__DATA SECTION__
━━━━━━━━━━━━━━━━━━━━

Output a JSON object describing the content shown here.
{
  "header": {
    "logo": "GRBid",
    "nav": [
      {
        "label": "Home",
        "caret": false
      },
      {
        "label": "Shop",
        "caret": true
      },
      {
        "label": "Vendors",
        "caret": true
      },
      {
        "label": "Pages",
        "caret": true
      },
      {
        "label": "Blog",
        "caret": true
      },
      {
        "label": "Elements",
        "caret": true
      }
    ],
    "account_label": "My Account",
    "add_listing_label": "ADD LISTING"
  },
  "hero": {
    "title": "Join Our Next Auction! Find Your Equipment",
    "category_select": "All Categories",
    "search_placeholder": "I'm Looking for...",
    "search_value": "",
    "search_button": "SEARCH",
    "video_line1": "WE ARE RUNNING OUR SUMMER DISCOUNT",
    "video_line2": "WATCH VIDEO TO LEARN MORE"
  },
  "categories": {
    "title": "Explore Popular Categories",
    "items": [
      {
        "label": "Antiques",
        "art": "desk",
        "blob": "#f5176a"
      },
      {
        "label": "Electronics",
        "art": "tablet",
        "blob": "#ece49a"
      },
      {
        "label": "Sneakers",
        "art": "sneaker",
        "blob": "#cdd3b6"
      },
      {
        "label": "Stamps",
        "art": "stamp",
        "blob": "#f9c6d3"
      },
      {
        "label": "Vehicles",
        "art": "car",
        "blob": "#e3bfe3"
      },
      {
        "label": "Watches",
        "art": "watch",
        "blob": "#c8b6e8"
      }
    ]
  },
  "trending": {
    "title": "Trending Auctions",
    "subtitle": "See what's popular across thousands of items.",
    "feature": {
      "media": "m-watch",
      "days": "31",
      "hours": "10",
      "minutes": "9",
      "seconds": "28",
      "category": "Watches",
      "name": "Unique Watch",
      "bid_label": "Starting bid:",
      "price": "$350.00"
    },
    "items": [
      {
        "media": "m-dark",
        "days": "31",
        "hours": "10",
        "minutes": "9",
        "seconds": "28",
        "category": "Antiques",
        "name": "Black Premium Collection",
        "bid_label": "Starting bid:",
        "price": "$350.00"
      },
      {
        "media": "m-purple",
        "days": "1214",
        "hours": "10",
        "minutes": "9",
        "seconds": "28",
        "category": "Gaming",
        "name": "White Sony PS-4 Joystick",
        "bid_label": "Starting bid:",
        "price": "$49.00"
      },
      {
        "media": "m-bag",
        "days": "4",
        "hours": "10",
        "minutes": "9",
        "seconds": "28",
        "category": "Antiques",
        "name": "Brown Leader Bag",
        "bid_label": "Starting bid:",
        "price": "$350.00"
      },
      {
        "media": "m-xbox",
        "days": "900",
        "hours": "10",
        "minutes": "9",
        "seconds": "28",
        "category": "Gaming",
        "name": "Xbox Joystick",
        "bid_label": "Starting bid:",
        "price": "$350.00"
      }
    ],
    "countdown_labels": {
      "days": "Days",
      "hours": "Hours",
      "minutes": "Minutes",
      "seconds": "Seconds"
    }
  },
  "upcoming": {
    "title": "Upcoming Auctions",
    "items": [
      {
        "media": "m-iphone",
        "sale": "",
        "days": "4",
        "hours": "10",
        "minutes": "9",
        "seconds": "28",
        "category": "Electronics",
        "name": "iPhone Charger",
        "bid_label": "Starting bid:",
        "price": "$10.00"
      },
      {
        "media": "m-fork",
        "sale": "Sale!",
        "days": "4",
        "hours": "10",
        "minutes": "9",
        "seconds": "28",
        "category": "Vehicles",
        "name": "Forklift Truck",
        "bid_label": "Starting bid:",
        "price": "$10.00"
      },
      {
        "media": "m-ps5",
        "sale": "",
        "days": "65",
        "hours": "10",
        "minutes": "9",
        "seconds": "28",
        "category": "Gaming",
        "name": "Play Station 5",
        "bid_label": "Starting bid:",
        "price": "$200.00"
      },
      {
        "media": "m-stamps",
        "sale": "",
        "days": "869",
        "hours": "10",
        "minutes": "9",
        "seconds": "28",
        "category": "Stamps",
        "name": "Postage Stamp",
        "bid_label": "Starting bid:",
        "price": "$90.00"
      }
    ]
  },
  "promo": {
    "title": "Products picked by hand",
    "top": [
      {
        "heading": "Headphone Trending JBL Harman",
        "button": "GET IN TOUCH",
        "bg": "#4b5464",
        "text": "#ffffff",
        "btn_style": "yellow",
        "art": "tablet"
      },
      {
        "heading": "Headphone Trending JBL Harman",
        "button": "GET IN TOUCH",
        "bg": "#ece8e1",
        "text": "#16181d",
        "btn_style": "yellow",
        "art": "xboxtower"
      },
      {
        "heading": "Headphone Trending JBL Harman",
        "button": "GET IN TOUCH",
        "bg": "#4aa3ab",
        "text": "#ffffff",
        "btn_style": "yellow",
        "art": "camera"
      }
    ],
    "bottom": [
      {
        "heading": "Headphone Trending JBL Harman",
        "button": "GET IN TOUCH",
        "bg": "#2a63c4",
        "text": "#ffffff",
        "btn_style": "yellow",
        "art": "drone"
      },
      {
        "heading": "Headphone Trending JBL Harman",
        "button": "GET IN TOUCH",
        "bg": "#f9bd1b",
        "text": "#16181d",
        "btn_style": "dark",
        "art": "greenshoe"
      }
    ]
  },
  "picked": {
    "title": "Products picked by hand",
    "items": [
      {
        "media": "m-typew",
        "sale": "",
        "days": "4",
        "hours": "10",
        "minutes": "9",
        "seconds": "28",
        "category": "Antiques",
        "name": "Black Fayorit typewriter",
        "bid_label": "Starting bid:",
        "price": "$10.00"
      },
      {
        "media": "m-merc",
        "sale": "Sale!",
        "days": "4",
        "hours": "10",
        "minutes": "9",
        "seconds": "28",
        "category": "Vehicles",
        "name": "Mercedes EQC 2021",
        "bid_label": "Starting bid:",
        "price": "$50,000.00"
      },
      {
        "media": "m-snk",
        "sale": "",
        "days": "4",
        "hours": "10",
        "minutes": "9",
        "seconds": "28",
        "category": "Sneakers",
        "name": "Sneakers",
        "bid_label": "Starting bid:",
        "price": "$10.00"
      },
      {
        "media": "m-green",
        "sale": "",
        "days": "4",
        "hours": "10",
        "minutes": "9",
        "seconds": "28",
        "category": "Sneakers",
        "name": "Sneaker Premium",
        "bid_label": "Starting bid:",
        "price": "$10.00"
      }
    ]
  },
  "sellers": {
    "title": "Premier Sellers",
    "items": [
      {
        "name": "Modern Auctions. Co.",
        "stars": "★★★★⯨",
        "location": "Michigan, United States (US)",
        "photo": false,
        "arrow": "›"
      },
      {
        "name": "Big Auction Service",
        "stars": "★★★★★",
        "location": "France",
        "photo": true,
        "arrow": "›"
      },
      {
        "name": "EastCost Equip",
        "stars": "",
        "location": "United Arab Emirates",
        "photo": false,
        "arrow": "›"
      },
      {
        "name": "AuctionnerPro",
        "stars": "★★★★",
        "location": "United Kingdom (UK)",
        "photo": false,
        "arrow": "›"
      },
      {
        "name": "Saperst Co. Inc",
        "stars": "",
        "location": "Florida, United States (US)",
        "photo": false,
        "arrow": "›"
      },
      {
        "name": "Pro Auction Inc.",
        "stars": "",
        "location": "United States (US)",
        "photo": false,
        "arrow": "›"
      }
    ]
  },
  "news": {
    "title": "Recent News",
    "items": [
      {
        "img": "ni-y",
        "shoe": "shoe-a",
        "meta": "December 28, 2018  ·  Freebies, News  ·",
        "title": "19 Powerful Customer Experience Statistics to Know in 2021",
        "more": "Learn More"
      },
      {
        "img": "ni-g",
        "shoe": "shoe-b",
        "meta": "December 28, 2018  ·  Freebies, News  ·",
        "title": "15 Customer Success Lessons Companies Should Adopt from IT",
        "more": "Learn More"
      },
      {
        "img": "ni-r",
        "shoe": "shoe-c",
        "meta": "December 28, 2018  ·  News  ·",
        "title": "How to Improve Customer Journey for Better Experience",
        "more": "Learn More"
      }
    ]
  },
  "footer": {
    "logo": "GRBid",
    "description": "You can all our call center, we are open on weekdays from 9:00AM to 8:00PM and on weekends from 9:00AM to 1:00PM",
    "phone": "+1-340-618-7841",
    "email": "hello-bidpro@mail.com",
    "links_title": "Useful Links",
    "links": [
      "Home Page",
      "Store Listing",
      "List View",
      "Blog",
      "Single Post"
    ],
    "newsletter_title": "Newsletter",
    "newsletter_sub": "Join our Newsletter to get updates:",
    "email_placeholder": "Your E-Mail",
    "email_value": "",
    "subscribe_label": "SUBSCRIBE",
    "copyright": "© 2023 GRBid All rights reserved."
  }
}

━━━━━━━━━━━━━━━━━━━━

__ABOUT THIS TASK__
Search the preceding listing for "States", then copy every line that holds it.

__RESULT FOR THIS EXERCISE__
        "location": "Michigan, United States (US)",
        "location": "Florida, United States (US)",
        "location": "United States (US)",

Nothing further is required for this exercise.